THE DATA:
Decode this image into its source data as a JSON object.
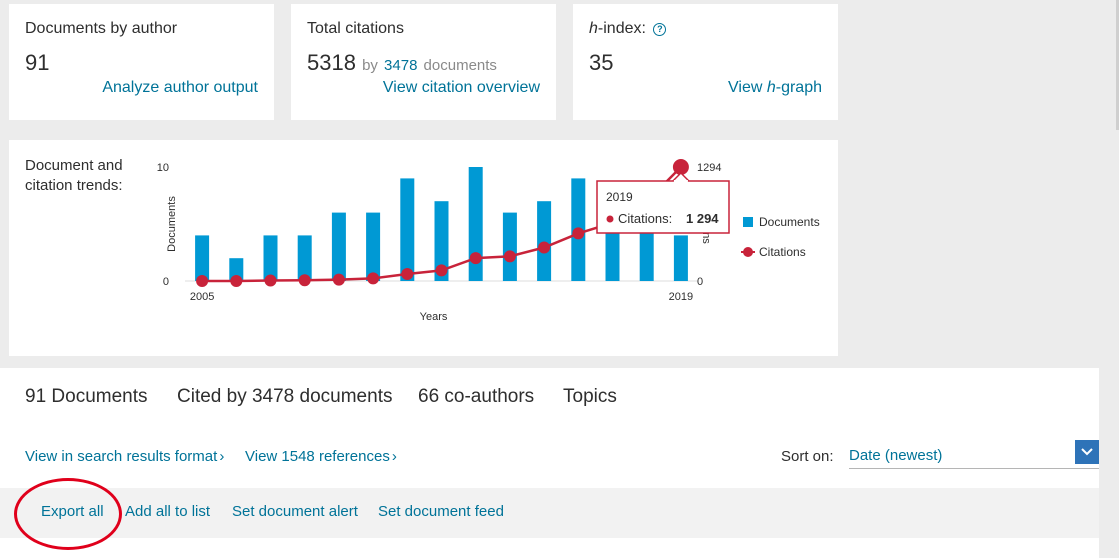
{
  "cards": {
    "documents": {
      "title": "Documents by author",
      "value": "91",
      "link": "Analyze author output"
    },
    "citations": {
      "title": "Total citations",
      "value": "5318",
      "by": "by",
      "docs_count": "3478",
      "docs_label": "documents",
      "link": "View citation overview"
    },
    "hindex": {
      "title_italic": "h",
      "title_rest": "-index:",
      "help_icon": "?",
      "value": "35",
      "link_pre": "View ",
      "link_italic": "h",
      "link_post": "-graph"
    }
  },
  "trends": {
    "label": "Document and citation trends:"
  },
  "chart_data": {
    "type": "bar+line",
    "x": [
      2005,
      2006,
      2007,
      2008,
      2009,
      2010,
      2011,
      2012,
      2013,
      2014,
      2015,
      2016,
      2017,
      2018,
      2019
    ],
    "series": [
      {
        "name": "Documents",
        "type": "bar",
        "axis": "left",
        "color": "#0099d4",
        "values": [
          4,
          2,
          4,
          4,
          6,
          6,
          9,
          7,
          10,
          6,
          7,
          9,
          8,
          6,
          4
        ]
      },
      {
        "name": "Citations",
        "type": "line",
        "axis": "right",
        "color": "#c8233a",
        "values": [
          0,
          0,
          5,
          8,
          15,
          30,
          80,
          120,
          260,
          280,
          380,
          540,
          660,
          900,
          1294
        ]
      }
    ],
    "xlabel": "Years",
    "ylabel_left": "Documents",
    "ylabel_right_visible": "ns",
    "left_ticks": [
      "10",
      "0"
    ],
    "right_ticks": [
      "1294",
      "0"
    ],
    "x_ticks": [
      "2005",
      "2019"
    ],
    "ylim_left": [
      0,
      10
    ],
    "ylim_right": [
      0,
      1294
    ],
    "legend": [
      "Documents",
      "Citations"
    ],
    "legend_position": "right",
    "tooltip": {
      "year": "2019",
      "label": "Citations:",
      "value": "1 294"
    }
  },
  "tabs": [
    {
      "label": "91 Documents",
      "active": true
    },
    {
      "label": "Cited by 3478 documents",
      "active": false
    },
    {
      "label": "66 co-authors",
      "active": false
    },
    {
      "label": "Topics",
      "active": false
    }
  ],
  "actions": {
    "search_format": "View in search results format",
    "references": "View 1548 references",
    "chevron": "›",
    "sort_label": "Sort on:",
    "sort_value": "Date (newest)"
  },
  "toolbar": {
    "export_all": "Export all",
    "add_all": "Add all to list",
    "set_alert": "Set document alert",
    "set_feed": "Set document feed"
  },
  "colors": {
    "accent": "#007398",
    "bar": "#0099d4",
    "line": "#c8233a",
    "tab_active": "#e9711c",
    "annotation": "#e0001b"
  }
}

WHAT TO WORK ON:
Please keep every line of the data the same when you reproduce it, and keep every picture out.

RESPONSE:
Decode this image into its source data as a JSON object.
{
  "cards": {
    "documents": {
      "title": "Documents by author",
      "value": "91",
      "link": "Analyze author output"
    },
    "citations": {
      "title": "Total citations",
      "value": "5318",
      "by": "by",
      "docs_count": "3478",
      "docs_label": "documents",
      "link": "View citation overview"
    },
    "hindex": {
      "title_italic": "h",
      "title_rest": "-index:",
      "help_icon": "?",
      "value": "35",
      "link_pre": "View ",
      "link_italic": "h",
      "link_post": "-graph"
    }
  },
  "trends": {
    "label": "Document and citation trends:"
  },
  "chart_data": {
    "type": "bar+line",
    "x": [
      2005,
      2006,
      2007,
      2008,
      2009,
      2010,
      2011,
      2012,
      2013,
      2014,
      2015,
      2016,
      2017,
      2018,
      2019
    ],
    "series": [
      {
        "name": "Documents",
        "type": "bar",
        "axis": "left",
        "color": "#0099d4",
        "values": [
          4,
          2,
          4,
          4,
          6,
          6,
          9,
          7,
          10,
          6,
          7,
          9,
          8,
          6,
          4
        ]
      },
      {
        "name": "Citations",
        "type": "line",
        "axis": "right",
        "color": "#c8233a",
        "values": [
          0,
          0,
          5,
          8,
          15,
          30,
          80,
          120,
          260,
          280,
          380,
          540,
          660,
          900,
          1294
        ]
      }
    ],
    "xlabel": "Years",
    "ylabel_left": "Documents",
    "ylabel_right_visible": "ns",
    "left_ticks": [
      "10",
      "0"
    ],
    "right_ticks": [
      "1294",
      "0"
    ],
    "x_ticks": [
      "2005",
      "2019"
    ],
    "ylim_left": [
      0,
      10
    ],
    "ylim_right": [
      0,
      1294
    ],
    "legend": [
      "Documents",
      "Citations"
    ],
    "legend_position": "right",
    "tooltip": {
      "year": "2019",
      "label": "Citations:",
      "value": "1 294"
    }
  },
  "tabs": [
    {
      "label": "91 Documents",
      "active": true
    },
    {
      "label": "Cited by 3478 documents",
      "active": false
    },
    {
      "label": "66 co-authors",
      "active": false
    },
    {
      "label": "Topics",
      "active": false
    }
  ],
  "actions": {
    "search_format": "View in search results format",
    "references": "View 1548 references",
    "chevron": "›",
    "sort_label": "Sort on:",
    "sort_value": "Date (newest)"
  },
  "toolbar": {
    "export_all": "Export all",
    "add_all": "Add all to list",
    "set_alert": "Set document alert",
    "set_feed": "Set document feed"
  },
  "colors": {
    "accent": "#007398",
    "bar": "#0099d4",
    "line": "#c8233a",
    "tab_active": "#e9711c",
    "annotation": "#e0001b"
  }
}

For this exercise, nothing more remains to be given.